Trump also tried to portray himself as a victim. How dare Khizr Khan attack him? But when you enter the political arena, you lose your right to be a victim. Hillary has grown as a candidate over the years. The days of complaining about vast right-wing conspiracies have given way to a grim acceptance that some people are just not going to like her. When she was asked about Smith’s charges, she empathized with her loss and gently hinted that maybe Smith misremembered the conversation.
What Clinton understood is that she wasn’t going to score any political points by attacking her accuser. Trump, on the other hand, mistakenly believed that he could go on offense against a Muslim family that had attacked him in unambiguous terms at the convention. But he was wrong.
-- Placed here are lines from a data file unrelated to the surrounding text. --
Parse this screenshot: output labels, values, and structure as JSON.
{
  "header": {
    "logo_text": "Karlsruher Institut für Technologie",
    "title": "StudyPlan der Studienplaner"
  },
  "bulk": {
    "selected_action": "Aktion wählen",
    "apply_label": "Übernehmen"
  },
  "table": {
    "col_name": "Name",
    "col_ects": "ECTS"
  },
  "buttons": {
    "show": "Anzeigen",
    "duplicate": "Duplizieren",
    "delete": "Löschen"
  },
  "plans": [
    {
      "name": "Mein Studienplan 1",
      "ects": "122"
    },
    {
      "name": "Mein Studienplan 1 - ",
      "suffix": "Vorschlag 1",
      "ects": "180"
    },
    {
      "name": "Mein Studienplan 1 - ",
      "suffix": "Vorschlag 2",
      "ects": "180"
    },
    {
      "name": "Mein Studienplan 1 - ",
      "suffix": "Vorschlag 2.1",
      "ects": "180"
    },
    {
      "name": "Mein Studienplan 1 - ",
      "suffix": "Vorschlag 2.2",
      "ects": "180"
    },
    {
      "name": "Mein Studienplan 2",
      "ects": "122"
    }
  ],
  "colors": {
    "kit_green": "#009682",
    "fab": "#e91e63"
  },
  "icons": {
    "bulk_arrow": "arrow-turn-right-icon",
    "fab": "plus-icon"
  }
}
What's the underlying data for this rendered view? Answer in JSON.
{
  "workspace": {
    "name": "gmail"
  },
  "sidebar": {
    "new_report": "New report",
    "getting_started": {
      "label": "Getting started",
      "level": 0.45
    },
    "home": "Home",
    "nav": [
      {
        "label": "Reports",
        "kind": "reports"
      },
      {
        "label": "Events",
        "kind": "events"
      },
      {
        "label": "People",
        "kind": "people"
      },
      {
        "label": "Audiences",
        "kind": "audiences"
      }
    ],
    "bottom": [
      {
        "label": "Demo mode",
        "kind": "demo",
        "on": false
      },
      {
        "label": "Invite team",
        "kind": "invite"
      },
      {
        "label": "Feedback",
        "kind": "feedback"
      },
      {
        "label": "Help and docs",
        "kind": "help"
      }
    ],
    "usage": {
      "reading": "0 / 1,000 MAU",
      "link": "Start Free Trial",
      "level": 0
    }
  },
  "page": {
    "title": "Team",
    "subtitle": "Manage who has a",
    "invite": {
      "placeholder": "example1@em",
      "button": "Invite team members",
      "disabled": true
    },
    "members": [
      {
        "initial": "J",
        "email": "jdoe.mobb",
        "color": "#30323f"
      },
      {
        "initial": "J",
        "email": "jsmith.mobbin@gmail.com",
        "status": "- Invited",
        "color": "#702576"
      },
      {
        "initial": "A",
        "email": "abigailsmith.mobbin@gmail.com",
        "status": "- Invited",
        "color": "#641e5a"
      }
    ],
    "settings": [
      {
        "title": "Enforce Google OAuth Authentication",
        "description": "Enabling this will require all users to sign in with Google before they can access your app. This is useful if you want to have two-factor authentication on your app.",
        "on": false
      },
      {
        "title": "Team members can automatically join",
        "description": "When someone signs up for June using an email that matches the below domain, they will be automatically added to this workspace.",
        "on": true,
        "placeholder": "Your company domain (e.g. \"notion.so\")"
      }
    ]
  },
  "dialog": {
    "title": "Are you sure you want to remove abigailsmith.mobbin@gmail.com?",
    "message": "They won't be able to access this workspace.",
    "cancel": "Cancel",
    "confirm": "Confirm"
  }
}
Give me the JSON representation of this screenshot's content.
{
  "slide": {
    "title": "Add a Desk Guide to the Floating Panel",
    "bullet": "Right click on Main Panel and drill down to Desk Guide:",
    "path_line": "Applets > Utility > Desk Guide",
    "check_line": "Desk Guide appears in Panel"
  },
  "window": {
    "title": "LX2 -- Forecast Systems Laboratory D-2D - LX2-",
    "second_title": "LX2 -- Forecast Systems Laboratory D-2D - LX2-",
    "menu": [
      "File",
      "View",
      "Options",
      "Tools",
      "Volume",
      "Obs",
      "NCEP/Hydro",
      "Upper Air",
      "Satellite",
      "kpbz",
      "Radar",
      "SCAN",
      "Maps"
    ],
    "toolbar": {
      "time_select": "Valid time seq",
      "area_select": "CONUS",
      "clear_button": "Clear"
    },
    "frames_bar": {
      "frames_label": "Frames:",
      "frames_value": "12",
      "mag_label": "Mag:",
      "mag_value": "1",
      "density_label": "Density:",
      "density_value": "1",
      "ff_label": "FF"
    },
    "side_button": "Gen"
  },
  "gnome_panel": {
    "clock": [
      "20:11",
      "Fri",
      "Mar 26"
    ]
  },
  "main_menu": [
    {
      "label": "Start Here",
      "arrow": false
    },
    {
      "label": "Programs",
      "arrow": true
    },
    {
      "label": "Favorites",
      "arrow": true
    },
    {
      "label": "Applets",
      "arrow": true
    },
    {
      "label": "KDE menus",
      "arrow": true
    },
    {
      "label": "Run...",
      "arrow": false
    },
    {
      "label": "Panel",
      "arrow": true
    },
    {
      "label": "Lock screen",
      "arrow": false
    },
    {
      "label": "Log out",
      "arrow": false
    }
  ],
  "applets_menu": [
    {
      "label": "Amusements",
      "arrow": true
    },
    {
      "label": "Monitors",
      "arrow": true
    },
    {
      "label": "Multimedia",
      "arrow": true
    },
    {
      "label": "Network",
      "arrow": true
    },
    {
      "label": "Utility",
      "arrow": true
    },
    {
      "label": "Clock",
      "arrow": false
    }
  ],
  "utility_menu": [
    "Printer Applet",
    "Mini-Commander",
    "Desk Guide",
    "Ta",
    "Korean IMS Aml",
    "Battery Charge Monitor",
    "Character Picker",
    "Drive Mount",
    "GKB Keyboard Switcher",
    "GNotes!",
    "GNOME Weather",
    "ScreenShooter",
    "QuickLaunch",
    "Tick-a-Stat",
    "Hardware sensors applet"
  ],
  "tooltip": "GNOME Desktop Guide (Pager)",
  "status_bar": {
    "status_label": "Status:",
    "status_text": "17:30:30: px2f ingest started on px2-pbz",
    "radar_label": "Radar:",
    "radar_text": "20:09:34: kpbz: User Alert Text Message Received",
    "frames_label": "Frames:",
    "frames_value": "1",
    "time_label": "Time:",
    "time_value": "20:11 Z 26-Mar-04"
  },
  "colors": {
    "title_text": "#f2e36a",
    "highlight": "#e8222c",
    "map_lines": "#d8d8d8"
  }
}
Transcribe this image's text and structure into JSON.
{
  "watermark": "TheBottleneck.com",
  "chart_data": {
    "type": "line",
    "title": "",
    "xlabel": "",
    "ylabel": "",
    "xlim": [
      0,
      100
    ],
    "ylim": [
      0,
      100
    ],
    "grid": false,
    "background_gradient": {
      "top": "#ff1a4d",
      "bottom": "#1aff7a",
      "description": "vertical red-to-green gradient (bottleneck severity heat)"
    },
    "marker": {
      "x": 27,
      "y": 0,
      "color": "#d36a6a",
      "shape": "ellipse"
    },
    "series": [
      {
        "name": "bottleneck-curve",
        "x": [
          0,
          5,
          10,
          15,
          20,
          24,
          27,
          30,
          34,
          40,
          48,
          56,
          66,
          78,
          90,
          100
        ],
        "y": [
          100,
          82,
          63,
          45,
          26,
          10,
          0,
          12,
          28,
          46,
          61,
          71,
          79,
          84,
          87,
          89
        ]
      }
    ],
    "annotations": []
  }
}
We shouldn’t ignore the media’s role in all of this.
They hate Trump and while they don’t particularly love Clinton, they are used to her. Every utterance made by the New York billionaire will be used against him. Every statement he makes will be stretched to its most ridiculous point.
For example, the media made it seem like Trump had seriously requested that the Russians hack into Hillary’s server to find the missing 33,000 emails. But that’s not what Trump was saying at all. He was making a ill-considered joke that perhaps the Russians could find what the FBI couldn’t.
Trump wasn’t going to get a pass on that statement though, unlike Clinton, who willfully misstated what the FBI Director had said about her email follies, making it seem that her malfeasance was okay with Mr. Comey. It certainly was not ok, but the media isn’t going to put that in bold headlines in every newspaper around the country. They are too busy placing Mr. Trump under the bus to really notice.
Ultimately, it does come down to the candidates.
Mr. Trump is a rookie when it comes to political campaigns. He often has little feel for what would be a serious setback to his campaign and what is just another passing storm, raining a little dampness on his parade. Hillary is a seasoned veteran who knows how to avoid making bad stories worse and who knows how to use a friendly media universe to her maximum advantage.
Trump gets defensive and lashes out on Twitter. Hillary keeps her own counsel and relies on paid media for the bulk of her messaging.
It’s too early to tell if the Khan attack will be a game-changer, but one thing we do know. It was more than a glancing blow.